**EXERCISE PROMPT:** Your response should be every line from the entries that includes the string "JSON".

**AVAILABLE DATA:**

________

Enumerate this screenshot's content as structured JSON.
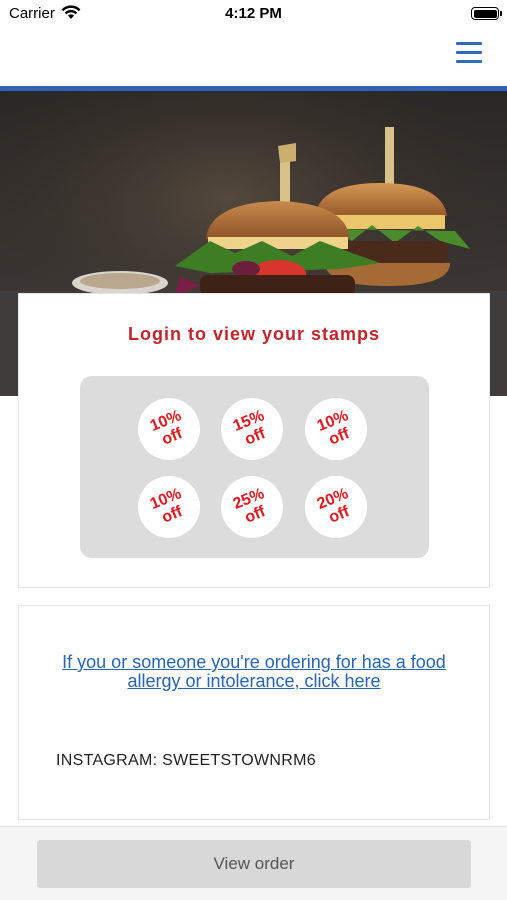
{
  "status_bar": {
    "carrier": "Carrier",
    "time": "4:12 PM"
  },
  "header": {
    "menu_icon": "hamburger-menu-icon",
    "accent_color": "#2f64b4"
  },
  "hero": {
    "image": "burgers-photo"
  },
  "stamps": {
    "title": "Login to view your stamps",
    "title_color": "#c0262c",
    "items": [
      {
        "label": "10%\noff"
      },
      {
        "label": "15%\noff"
      },
      {
        "label": "10%\noff"
      },
      {
        "label": "10%\noff"
      },
      {
        "label": "25%\noff"
      },
      {
        "label": "20%\noff"
      }
    ]
  },
  "info": {
    "allergy_link": "If you or someone you're ordering for has a food allergy or intolerance, click here",
    "instagram": "INSTAGRAM: SWEETSTOWNRM6"
  },
  "bottom": {
    "view_order_label": "View order"
  }
}
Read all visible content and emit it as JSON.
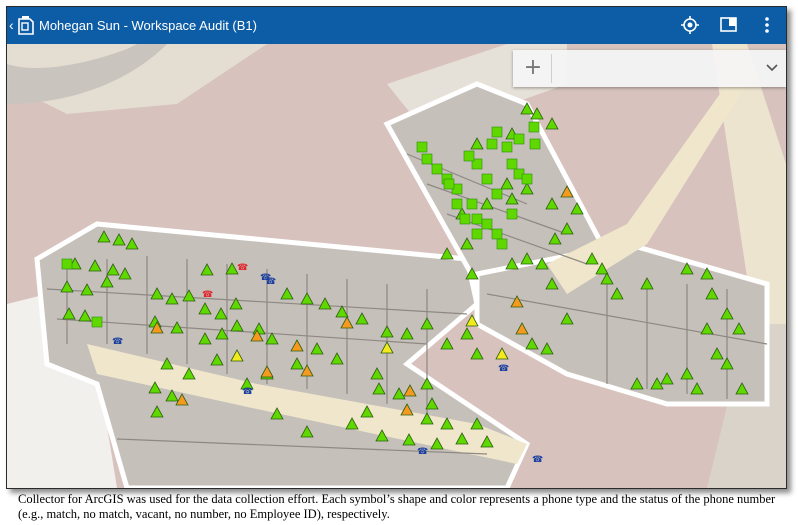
{
  "app": {
    "title": "Mohegan Sun - Workspace Audit (B1)",
    "bar_color": "#0d5da6",
    "icons": [
      "back-chevron-icon",
      "collector-app-icon",
      "gps-location-icon",
      "map-layers-icon",
      "overflow-menu-icon"
    ]
  },
  "search": {
    "add_label": "+"
  },
  "caption": "Collector for ArcGIS was used for the data collection effort. Each symbol’s shape and color represents a phone type and the status of the phone number (e.g., match, no match, vacant, no number, no Employee ID), respectively.",
  "symbol_colors": {
    "green": "#5fd800",
    "orange": "#f59a1f",
    "yellow": "#f2ea1d",
    "red": "#e0252b",
    "blue": "#1a3fa0"
  }
}
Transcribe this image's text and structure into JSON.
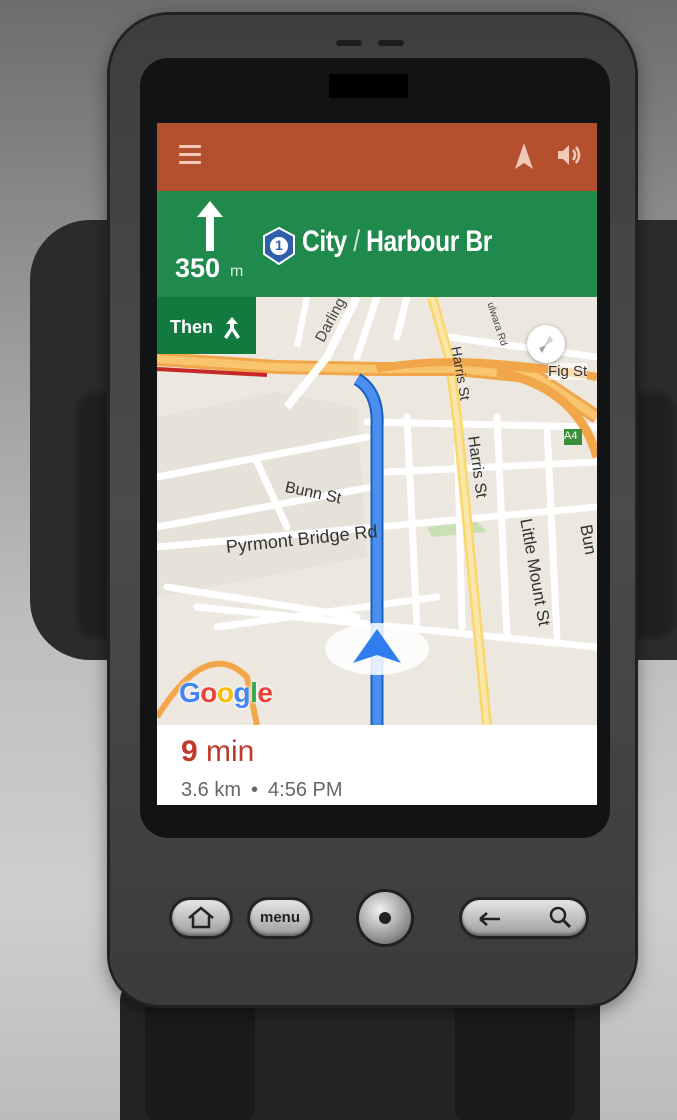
{
  "device": {
    "model": "Android phone in car mount"
  },
  "topbar": {
    "menu_icon": "hamburger-icon",
    "nav_icon": "navigation-arrow-icon",
    "sound_icon": "volume-icon",
    "color": "#b4502e"
  },
  "guidance": {
    "maneuver_icon": "straight-arrow-icon",
    "distance_value": "350",
    "distance_unit": "m",
    "route_shield": "1",
    "street_main": "City",
    "street_separator": "/",
    "street_secondary": "Harbour Br",
    "color": "#1f8a4c"
  },
  "then": {
    "label": "Then",
    "icon": "keep-straight-fork-icon"
  },
  "map": {
    "labels": {
      "darling_dr": "Darling Dr",
      "harris_st_1": "Harris St",
      "harris_st_2": "Harris St",
      "fig_st": "Fig St",
      "bunn_st": "Bunn St",
      "pyrmont_bridge_rd": "Pyrmont Bridge Rd",
      "little_mount_st": "Little Mount St",
      "ullwara_rd": "ulwara Rd",
      "a4": "A4",
      "bun_edge": "Bun"
    },
    "route_color": "#4285f4"
  },
  "google_logo": {
    "letters": [
      "G",
      "o",
      "o",
      "g",
      "l",
      "e"
    ],
    "colors": [
      "#4285f4",
      "#ea4335",
      "#fbbc05",
      "#4285f4",
      "#34a853",
      "#ea4335"
    ]
  },
  "eta": {
    "minutes": "9",
    "minutes_unit": "min",
    "distance": "3.6 km",
    "separator": "•",
    "arrival": "4:56 PM"
  },
  "hardware": {
    "home": "home-icon",
    "menu": "menu",
    "back": "back-arrow-icon",
    "search": "search-icon"
  }
}
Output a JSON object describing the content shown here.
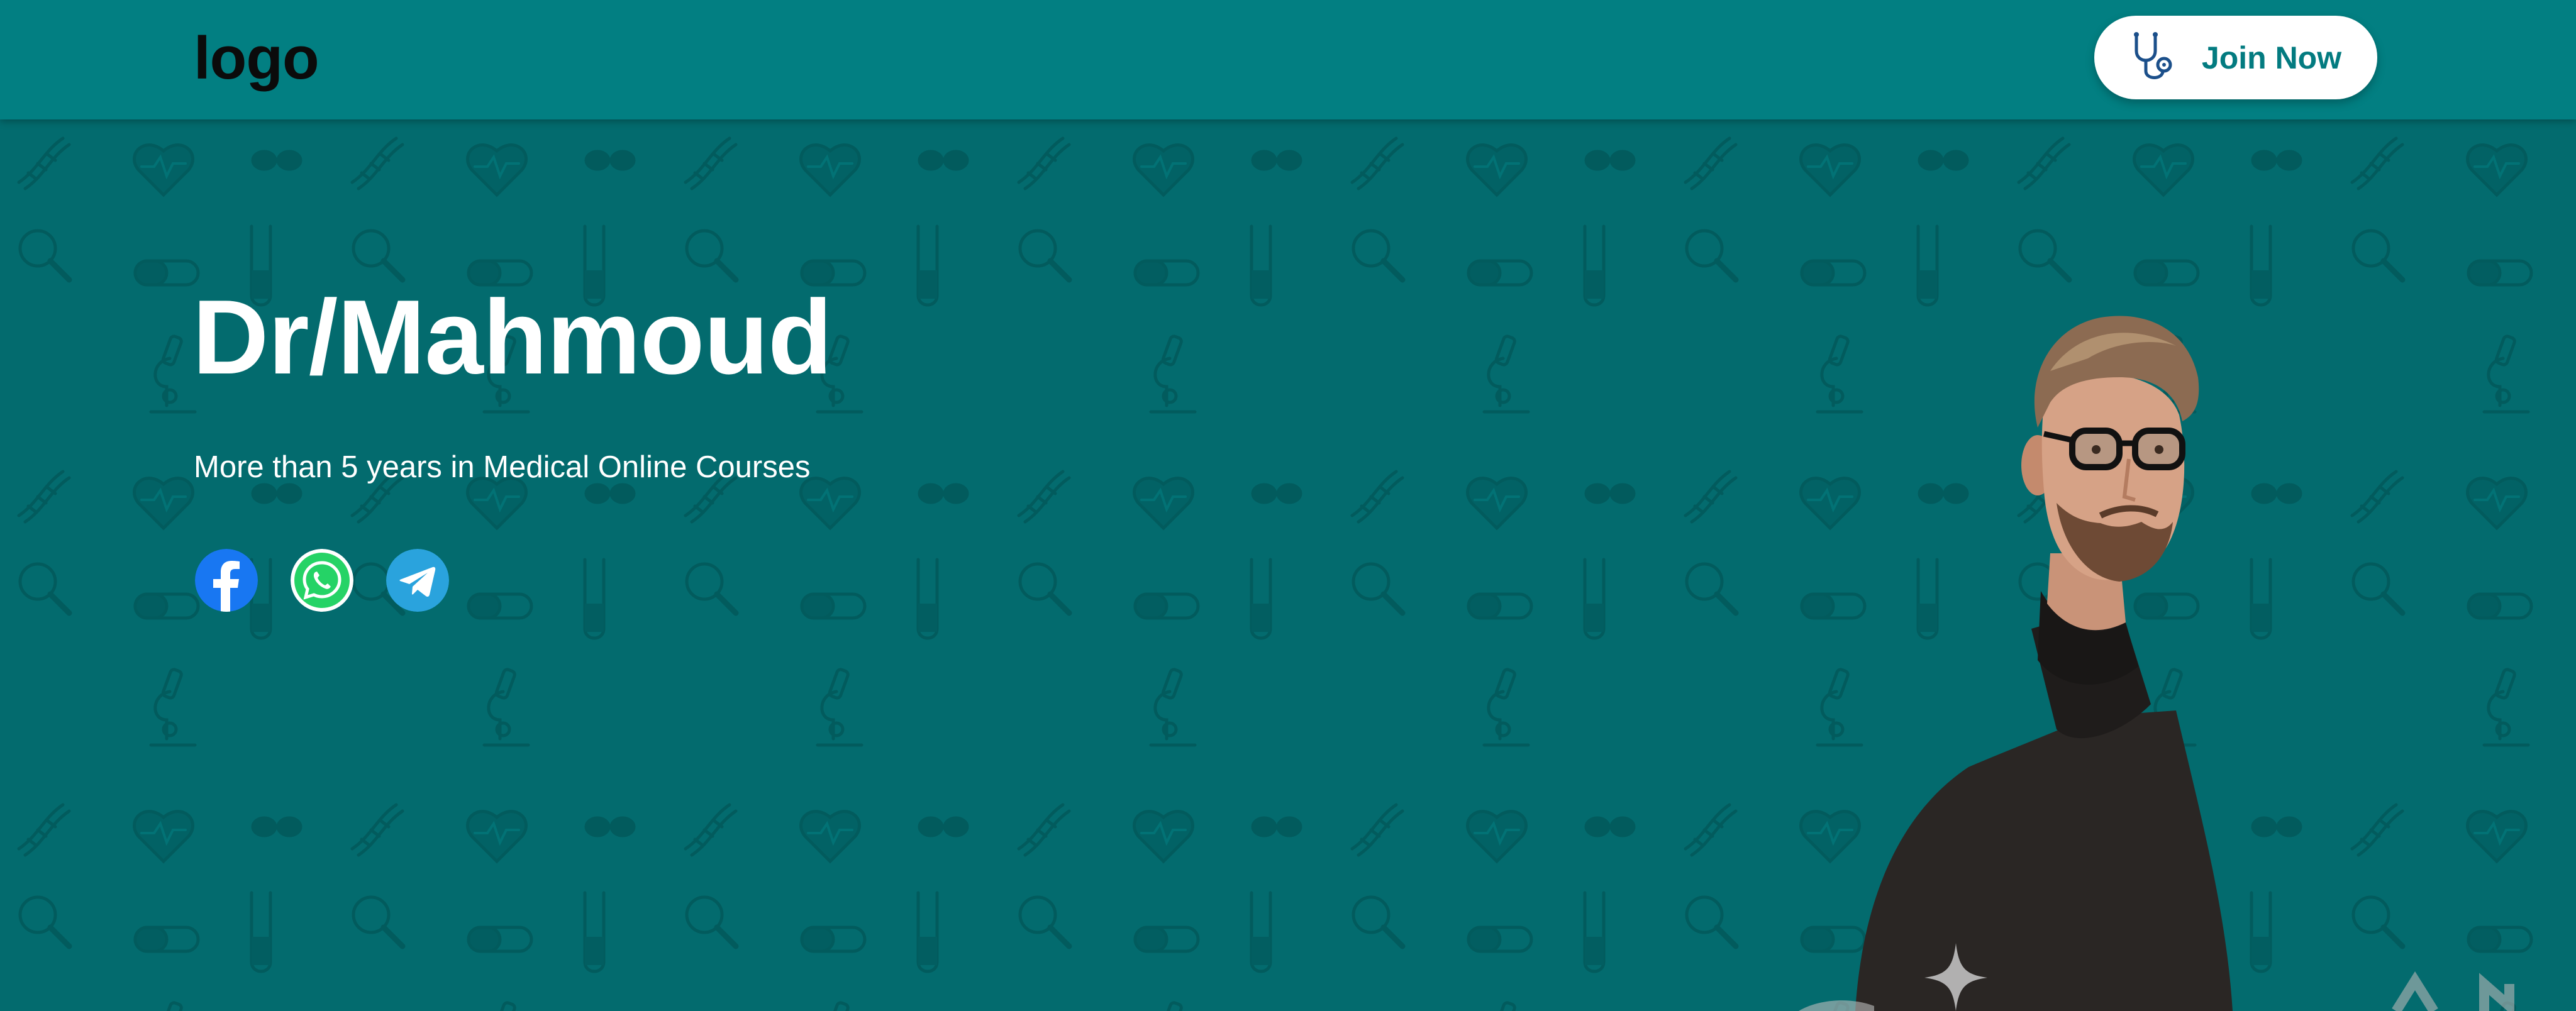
{
  "header": {
    "logo": "logo",
    "join_label": "Join Now",
    "join_icon": "stethoscope-icon"
  },
  "hero": {
    "title": "Dr/Mahmoud",
    "subtitle": "More than 5 years in Medical Online Courses"
  },
  "socials": [
    {
      "name": "facebook-icon",
      "color": "#1877f2"
    },
    {
      "name": "whatsapp-icon",
      "color": "#25d366"
    },
    {
      "name": "telegram-icon",
      "color": "#2aa3dd"
    }
  ],
  "colors": {
    "header_bg": "#027f82",
    "hero_bg": "#036b6e",
    "accent": "#037b80",
    "pattern": "#025a5c"
  },
  "background_pattern_icons": [
    "dna-icon",
    "heart-pulse-icon",
    "lungs-icon",
    "magnifier-icon",
    "pill-icon",
    "test-tube-icon",
    "microscope-icon"
  ]
}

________

**RESULT OF THIS TASK:**
Enumerate this screenshot's content as structured JSON.
Read all visible content and emit it as JSON.
Transcribe this image's text and structure into JSON.
Output a JSON object describing the content shown here.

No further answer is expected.